If you need a copy of your medical records, we will need a HIPAA-compliant authorization with your signature (or a parent or guardian's signature if under 18) stating your name, date of birth, and where you would like your records to be sent. There is a $25.00 charge for each patient chart to cover the cost of copying.


11.

Why is there a charge for prior authorizations of medications?

Insurance companies have significantly increased demands on physicians, especially primary care doctors, to obtain prior authorizations on medications that have been prescribed for patients. Even some generic medications may now require a prior authorization before they will allow your pharmacist to fill your prescription.  Also, many Medicare plans and commercial insurance plans restrict patients to a very limited formulary for medications despite what your physician thinks is best for your health. This process can take a lot of time and effort to complete.
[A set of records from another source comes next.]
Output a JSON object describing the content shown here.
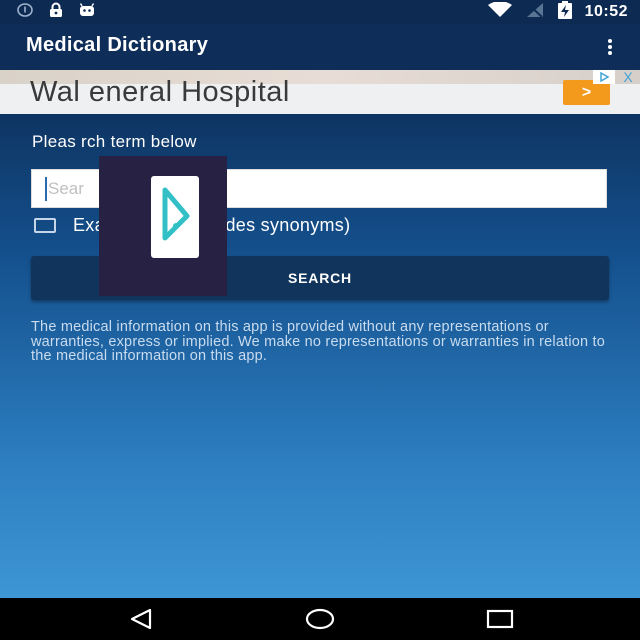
{
  "status_bar": {
    "time": "10:52",
    "icons": [
      "info-icon",
      "lock-icon",
      "android-icon",
      "wifi-icon",
      "signal-icon",
      "battery-charging-icon"
    ]
  },
  "app_bar": {
    "title": "Medical Dictionary",
    "menu_icon": "overflow-menu-icon"
  },
  "ad": {
    "text": "Wal        eneral Hospital",
    "cta": ">",
    "choices_icon": "ad-choices-icon",
    "close_label": "X"
  },
  "search": {
    "prompt": "Pleas          rch term below",
    "placeholder": "Sear",
    "exact_match_label": "Exact match (includes synonyms)",
    "exact_match_checked": false,
    "button_label": "SEARCH"
  },
  "disclaimer": "The medical information on this app is provided without any representations or warranties, express or implied. We make no representations or warranties in relation to the medical information on this app.",
  "overlay": {
    "icon": "play-logo-icon"
  },
  "nav_bar": {
    "icons": [
      "back-icon",
      "home-icon",
      "recents-icon"
    ]
  },
  "colors": {
    "app_bar": "#0e2e59",
    "gradient_top": "#0c2c55",
    "gradient_bottom": "#3e96d4",
    "button": "#11345d",
    "ad_cta": "#f39a1c",
    "overlay": "#272143"
  }
}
This waste of time takes us away from what is really important, which is doing the best job we can for you. To cover the cost of this time and effort, we have placed a nominal fee of $15 for each prior authorization. This needs to be paid before we will initiate the request. We cannot guarantee that your medication will be approved, but we will definitely do our best to get it approved.


12.

What is the difference between the Welcome to Medicare Visit, the Medicare Annual Wellness Visit and an annual physical examination?

Medicare does not cover a comprehensive physical examination. There is a substantial difference between the physical examination that the physicians of Glen Medical Associates spend an hour doing with each patient and Medicare’s Welcome to Medicare Visit/Annual Wellness Visit. Here are the differences between the three examinations:

The "Welcome to Medicare Visit" is allowed in the first 12 months after you enroll with Medicare. During that visit, your medical history is taken, and your height, weight, blood pressure, and body mass index are assessed. You get a simple vision test and you get a checklist of preventive tests to be performed in the future. Immunizations, family history, and current prescriptions are updated. There is no physical examination or evaluation of medical problems.

The "Annual Wellness Visit" is allowed every 12 months after the Welcome to Medicare visit. It basically updates the Welcome to Medicare Visit. There is no physical examination or laboratory testing included.

The comprehensive physical examination takes an hour total time for your doctor. There is a thorough evaluation of your medical history, planning for preventative studies, a comprehensive physical examination, and a laboratory profile. An assessment is provided, along with recommendations, and this serves as the essential annual assessment your doctor needs to provide you with good healthcare. This is something that does cost extra out-of-pocket.

Here is a link to an excellent info sheet written by the Cleveland Clinic: Medicare Wellness Visits FAQ


13.

What are Advance Directives? Where can I find them?

An advance directive is a written statement you prepare that expresses how you want medical decisions made in the future should you not be able to make them yourself. Some examples include a Durable Power of Attorney for Healthcare and a Living Will. 

More information, as well as links to the forms for the state of Illinois can be found on the Illinois Department of Public Health website: http://www.dph.illinois.gov/topics-services/health-care-regulation/nursing-homes/advance-directives. If you live outside of Illinois, check with your state's Department of Public Health to find the forms that are legally binding in your state.